Much has been written about the wonders of love, but when love is lost and the heart is broken, the breakup can be debilitating. Romantic rejection can feel like a literal punch to the gut; a surge of anxiety consumes the body, our sense of self is called into question, and we even tell ourselves that we are unlovable.

Research shows that heartbreak has significant physiological and psychological impacts. Stress hormones — cortisol in particular — affect eating, sleeping, and even breathing. High levels of stress can affect the production of insulin, cause inflamation, and compromise the immune system. Studies reveal that divorced people suffer from not only increased fear and anxiety, but are significantly more at risk for chronic diseases and even early death. 

Florence Williams. Photo by Casie Zalud.

What makes our bodies react so intensely to breakups and lost love, how do we heal, and how long should this take? 

Jonathan Bastian speaks to Florence Williams, science writer and author of “Heartbreak: A Personal and Scientific Journey,” who provides her personal perspective on heartbreak after her 25-year marriage ended in divorce. The unexpected toll of the experience and her inability to move on spurred her to delve further into what is known and not known about falling out of love. 

“The research shows … that our bodies take, on average, about four years to recover from a divorce,” Williams explains. 
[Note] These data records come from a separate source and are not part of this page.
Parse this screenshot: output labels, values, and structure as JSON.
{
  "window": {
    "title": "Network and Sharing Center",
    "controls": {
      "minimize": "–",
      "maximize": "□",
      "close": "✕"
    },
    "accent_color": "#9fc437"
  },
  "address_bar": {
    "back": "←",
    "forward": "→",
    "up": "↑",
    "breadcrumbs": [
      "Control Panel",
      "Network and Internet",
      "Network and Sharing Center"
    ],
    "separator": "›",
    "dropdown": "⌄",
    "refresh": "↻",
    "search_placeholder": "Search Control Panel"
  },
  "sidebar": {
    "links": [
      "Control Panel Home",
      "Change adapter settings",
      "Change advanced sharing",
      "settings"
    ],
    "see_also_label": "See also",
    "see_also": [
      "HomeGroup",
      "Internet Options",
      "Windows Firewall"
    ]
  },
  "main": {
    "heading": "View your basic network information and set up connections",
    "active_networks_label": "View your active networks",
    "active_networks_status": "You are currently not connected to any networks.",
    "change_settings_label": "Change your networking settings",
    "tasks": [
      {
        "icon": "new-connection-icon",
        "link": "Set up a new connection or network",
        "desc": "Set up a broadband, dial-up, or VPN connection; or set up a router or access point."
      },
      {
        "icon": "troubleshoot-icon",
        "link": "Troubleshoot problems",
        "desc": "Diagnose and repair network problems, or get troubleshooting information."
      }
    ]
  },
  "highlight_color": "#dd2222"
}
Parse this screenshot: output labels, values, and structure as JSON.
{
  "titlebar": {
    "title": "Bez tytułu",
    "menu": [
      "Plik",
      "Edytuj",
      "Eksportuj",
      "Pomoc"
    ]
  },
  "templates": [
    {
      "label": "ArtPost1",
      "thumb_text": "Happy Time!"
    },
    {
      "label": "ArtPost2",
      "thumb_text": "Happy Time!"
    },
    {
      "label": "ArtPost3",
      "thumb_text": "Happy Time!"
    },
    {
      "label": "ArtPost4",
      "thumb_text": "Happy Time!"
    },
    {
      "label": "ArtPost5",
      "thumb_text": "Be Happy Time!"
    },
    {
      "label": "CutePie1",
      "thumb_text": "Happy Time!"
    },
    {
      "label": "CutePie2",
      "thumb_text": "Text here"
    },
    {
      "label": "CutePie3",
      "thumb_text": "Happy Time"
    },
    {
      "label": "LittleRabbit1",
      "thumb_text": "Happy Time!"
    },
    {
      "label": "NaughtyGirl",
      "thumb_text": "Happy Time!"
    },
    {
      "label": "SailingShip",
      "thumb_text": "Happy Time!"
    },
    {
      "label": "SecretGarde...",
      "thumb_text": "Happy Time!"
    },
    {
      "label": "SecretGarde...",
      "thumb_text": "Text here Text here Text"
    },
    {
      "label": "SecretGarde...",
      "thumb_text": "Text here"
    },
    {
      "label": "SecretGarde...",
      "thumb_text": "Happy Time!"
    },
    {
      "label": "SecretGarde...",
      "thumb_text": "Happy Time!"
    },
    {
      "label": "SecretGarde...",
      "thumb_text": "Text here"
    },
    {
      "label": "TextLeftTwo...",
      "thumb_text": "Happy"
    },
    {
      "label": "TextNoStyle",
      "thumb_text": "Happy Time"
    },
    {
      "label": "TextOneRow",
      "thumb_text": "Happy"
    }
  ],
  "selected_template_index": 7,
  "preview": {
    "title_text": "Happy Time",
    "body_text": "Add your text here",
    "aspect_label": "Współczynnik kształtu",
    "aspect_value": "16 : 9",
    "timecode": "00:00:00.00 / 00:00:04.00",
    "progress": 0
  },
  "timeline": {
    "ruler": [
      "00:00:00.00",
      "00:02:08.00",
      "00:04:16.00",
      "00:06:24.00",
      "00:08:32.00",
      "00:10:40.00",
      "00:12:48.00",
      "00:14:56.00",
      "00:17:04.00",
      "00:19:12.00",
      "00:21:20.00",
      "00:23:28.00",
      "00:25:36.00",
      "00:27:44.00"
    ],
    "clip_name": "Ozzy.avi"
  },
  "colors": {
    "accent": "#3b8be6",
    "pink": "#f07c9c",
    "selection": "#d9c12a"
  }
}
Speaking to researchers and scientists from around the world, Williams looks for answers as to why heartbreak hurts so much — “One of the key stories we tell ourselves is we are unlovable,” she says — strategies for healing, and why so much of the conventional wisdom about it is wrong. 




Andrea Brody